Business technology isn’t about different technology; it’s about a different way of thinking about technology – as a means to an end, not just a raison d’etre for the IT group. Communication is the lynchpin of a business technology approach, allowing both groups to integrate and understand each other’s objectives and challenges in order to work together towards the ultimate objective of the organization – generate revenue.
Unify IT with the business
The term business-IT alignment has been around for a long time, but many organizations are struggling with putting this somewhat ethereal objective into practice. IT needs to become part of the business, not just a ‘business partner’. But what does this really mean? It is difficult to devise a concrete strategy for integrating IT into the business to form a unified entity and dissolve departmental silos. Fundamentally, it’s about involving both groups in business processes. IT needs to be involved in business decisions and the business must be involved in IT decisions. That means having business and IT people sitting in the same room when decisions are made – getting IT people involved at the earliest possible stage in new projects before there is a clear requirement for IT services and support and getting business units involved when IT is making changes to business systems. IT can provide valuable automation solutions to business processes, and the business can communicate how changes will have impact in the context of customer interactions and patterns of business activity. Business Technology goes beyond alignment, beyond integration – it’s about creating a symbiotic relationship between business units and IT to create a single aggregate business entity.
Burt Reynolds 'gets' Business Technology
Measure IT with business metrics
The accepted metrics for IT mean nothing to the business. 99.999% availability might be considered a worthy goal for an e-commerce system, but if the 5 minutes of downtime that does occur coincides with, or is caused by, the busiest business period of the year then IT has failed to meet the needs of the business. Business impact is simply not represented in this metric, so it hides a problem that IT won’t identify and ultimately address. They need to understand the patterns of the business so that they can properly reprioritise incidents, problems and changes based on what is important at the time – e.g. which service interruption is costing the company most money. In short, Business Technology metrics have a dollar sign in front of them to indicate how well IT is supporting business objectives.
Scrutinize both the business and IT when there is a failure

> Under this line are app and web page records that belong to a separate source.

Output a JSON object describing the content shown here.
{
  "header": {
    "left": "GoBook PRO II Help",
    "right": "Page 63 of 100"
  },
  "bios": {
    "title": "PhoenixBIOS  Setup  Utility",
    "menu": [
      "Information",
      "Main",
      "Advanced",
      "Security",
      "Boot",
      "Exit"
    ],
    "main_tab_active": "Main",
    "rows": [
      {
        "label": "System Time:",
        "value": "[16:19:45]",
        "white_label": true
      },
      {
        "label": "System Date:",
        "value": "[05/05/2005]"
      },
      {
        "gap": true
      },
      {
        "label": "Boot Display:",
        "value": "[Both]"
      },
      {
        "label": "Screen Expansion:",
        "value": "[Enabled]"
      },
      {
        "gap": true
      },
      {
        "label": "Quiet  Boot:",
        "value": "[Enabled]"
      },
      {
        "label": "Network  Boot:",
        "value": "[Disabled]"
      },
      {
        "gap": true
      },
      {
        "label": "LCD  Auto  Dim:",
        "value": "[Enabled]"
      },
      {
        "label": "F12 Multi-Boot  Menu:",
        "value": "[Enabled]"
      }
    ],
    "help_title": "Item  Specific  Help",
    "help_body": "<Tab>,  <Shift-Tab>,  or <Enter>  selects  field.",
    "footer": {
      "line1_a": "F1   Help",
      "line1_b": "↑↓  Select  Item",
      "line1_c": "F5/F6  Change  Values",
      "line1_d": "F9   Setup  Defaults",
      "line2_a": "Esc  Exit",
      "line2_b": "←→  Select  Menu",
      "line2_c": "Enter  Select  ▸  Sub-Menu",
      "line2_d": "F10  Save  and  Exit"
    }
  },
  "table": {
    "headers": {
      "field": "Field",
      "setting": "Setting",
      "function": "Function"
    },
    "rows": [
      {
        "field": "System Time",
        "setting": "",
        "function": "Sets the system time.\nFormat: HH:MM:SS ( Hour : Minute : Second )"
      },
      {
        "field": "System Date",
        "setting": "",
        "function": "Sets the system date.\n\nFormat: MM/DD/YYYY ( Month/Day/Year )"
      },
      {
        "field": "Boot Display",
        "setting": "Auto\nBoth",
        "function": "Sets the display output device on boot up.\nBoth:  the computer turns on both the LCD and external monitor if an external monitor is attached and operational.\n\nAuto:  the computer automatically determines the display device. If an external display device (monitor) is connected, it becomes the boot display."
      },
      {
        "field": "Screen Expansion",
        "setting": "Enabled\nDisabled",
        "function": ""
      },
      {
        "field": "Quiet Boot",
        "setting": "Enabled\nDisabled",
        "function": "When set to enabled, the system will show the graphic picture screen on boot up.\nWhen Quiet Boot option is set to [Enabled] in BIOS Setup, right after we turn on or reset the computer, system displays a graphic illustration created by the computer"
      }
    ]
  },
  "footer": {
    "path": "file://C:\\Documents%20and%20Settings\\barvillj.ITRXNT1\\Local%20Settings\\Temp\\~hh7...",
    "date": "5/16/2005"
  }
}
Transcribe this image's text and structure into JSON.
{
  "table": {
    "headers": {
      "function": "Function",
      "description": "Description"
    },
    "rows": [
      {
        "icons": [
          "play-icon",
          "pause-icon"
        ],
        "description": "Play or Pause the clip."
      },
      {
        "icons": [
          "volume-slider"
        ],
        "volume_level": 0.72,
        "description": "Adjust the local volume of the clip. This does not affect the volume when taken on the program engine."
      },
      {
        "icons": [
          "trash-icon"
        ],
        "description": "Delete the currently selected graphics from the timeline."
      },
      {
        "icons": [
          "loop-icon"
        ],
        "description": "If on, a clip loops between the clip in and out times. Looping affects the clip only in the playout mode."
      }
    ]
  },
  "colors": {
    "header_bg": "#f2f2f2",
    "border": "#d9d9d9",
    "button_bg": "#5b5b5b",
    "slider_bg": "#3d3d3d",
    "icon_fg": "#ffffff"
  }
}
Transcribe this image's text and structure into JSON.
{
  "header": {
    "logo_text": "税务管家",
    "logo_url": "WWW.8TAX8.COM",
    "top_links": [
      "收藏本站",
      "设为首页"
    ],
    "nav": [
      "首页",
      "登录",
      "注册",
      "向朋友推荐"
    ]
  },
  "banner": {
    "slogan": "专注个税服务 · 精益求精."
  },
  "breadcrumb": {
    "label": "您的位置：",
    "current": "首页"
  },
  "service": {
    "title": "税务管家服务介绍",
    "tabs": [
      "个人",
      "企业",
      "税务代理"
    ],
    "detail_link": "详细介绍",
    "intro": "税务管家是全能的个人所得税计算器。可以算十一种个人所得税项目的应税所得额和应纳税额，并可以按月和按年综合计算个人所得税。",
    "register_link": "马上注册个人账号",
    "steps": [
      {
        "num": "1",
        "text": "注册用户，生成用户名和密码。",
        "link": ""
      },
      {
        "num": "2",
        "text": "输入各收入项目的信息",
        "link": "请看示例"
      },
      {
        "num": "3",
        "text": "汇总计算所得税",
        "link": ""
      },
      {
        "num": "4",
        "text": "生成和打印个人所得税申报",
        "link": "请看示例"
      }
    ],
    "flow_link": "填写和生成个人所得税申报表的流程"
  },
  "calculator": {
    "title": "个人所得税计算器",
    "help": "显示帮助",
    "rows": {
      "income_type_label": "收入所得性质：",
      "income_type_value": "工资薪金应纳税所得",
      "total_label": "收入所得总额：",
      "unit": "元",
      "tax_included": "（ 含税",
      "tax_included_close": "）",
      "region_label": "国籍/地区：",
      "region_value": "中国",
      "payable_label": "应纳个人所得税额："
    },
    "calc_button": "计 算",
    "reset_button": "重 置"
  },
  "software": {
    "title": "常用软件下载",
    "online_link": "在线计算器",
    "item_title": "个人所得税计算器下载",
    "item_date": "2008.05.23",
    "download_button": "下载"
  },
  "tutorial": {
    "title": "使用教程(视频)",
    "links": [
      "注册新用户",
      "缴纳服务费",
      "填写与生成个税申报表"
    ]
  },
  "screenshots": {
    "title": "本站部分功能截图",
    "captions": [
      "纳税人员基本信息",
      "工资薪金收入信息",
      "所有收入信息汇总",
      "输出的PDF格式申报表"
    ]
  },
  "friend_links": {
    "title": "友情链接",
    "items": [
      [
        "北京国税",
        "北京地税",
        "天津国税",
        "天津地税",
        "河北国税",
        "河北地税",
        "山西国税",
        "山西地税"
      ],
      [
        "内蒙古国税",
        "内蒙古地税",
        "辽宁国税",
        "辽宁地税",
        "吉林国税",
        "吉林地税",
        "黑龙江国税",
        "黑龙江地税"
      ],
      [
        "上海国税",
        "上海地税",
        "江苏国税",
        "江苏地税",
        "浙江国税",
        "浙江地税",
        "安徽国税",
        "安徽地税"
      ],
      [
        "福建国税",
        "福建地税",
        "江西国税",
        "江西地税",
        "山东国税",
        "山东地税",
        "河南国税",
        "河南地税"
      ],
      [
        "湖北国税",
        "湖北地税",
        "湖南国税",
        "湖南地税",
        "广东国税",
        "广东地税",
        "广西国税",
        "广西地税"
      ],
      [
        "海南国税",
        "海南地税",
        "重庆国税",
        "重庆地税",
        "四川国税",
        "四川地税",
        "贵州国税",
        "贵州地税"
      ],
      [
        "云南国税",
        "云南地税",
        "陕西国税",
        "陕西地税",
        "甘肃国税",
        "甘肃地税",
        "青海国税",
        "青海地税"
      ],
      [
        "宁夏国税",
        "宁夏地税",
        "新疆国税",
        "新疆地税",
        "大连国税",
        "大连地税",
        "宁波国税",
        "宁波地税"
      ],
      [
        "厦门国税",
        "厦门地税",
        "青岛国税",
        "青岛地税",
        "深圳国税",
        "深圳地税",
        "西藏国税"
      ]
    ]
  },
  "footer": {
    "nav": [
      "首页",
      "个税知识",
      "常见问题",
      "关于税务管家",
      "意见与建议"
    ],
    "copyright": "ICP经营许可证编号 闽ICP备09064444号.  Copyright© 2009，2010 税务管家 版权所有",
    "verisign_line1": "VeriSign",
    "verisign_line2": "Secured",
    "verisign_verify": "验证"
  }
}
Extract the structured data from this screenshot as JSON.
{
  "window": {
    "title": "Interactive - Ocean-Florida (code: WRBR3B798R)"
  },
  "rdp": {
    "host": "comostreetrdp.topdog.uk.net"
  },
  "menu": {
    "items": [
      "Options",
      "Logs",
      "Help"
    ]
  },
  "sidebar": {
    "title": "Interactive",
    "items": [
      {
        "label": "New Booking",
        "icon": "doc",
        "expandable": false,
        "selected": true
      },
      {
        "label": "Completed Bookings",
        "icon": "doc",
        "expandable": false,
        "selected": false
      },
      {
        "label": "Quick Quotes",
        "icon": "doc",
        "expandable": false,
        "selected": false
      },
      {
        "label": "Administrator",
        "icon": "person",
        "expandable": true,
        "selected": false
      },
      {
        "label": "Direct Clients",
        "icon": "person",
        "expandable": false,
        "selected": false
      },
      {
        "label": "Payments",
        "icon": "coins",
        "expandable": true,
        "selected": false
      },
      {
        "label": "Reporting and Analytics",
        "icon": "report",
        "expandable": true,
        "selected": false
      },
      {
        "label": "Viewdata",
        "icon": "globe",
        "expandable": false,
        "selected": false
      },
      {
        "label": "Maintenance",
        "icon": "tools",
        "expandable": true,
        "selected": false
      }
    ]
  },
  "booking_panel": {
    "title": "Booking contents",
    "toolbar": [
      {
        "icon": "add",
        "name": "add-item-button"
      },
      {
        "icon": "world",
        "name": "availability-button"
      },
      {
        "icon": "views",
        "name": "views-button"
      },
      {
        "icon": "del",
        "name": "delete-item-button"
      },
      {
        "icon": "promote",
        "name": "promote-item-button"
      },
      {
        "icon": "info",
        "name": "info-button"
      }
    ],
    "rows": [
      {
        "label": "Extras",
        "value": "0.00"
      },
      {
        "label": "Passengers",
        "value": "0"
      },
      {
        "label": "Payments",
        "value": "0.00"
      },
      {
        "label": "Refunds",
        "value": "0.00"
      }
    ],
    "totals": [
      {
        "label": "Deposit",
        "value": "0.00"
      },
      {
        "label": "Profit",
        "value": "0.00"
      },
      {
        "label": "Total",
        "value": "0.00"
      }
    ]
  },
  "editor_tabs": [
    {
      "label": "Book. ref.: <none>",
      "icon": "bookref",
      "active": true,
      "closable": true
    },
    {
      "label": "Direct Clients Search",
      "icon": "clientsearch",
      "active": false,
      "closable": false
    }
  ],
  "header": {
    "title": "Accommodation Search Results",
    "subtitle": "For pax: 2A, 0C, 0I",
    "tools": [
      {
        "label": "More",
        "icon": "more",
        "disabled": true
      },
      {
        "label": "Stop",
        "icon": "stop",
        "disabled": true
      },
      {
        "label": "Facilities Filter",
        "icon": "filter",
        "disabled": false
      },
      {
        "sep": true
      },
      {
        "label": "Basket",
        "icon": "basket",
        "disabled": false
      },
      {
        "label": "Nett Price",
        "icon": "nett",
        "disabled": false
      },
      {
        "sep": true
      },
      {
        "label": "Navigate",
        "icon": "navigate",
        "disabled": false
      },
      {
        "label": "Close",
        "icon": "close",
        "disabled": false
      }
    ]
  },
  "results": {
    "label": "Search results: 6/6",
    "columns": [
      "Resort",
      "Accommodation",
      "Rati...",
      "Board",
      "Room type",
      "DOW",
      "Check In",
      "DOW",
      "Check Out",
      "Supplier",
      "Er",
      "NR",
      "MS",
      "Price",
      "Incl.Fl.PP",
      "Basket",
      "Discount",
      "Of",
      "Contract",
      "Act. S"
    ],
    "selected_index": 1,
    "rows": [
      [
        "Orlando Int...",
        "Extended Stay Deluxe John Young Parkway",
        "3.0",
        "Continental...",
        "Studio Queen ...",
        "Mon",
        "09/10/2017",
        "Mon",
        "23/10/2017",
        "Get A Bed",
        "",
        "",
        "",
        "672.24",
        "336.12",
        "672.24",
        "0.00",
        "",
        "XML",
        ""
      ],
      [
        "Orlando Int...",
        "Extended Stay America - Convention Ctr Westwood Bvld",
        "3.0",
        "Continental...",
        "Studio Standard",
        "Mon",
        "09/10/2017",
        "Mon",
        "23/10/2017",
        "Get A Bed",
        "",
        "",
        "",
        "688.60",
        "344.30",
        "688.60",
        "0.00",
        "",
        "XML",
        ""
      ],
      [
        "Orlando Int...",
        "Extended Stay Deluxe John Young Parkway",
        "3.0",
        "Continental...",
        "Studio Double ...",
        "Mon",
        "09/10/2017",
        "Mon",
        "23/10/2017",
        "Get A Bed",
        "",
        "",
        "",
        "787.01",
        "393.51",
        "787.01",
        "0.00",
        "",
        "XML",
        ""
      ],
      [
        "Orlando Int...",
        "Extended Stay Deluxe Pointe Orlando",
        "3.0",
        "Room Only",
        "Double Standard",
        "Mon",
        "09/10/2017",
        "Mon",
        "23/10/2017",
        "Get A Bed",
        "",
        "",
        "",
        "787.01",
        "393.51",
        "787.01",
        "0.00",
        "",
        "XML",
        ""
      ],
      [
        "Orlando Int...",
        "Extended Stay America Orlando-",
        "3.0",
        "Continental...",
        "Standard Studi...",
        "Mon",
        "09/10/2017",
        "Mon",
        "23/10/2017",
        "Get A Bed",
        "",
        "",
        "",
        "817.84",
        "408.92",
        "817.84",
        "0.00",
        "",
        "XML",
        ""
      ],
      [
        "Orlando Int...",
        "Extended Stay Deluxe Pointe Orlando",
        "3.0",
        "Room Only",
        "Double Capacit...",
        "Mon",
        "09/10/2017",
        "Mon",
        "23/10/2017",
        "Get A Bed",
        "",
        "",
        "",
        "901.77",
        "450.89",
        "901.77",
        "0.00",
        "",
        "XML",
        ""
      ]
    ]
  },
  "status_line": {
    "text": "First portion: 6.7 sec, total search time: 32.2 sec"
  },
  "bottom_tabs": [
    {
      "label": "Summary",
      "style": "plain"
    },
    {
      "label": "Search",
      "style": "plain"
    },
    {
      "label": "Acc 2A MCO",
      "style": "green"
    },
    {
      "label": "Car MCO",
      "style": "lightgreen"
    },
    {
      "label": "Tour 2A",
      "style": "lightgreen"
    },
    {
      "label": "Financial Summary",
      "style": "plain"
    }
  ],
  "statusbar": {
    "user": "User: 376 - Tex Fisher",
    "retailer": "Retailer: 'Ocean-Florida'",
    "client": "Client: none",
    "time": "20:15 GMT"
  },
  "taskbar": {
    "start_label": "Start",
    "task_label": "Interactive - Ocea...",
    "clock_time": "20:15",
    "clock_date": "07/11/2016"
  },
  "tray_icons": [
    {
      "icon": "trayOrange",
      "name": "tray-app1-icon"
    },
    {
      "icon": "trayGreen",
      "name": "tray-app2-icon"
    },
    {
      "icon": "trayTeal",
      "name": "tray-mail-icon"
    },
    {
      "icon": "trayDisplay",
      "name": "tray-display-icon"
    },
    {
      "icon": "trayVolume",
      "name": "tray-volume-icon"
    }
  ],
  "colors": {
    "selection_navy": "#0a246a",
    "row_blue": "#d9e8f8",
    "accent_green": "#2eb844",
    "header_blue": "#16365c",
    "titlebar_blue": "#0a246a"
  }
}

When IT fails to meet the needs of the business, the failure must be scrutinized to identify the problem and changes that must be made to both infrastructure and business process. Fault does not always lie inside a little grey box – communication, competence and process could be at fault. If an IT department decides to take a system offline over a holiday weekend, they might not be aware that it’s traditionally the busiest time for the business. Is that a fault in IT, or a fault in the way the company communicates?
Tackle IT overspend to focus resources
In the past, technology has enjoyed a ‘silver bullet’ status, with technology investment taking a huge slice of the annual budget pie. The current economic climate is exerting huge pressure on CFOs to identify savings, so they are naturally turning the microscope on the mysteriously opaque IT department and its massive price tag. As a result, justifying budget is a number one challenge for the CIO. If IT investment is justified in business terms (a difficult task) then the identification of redundant IT is a useful bi-product of this process. Software and infrastructure that does not contribute tangible business value can be shut down or reassigned to form an IT function that is more ‘right-sized’ to the needs of the organization.
- Business technology is technology that adds value to the business. If it doesn’t add value, it’s probably redundant IT ready for the chop.
- Tackle IT-to-BT transformation service by service – prioritised by business importance.
- Extract the silver bullets - consider all IT to be legacy IT until its value has been proven as BT.
- CIOs should be pro-active about cutting costs now, before the CFO wields the hatchet.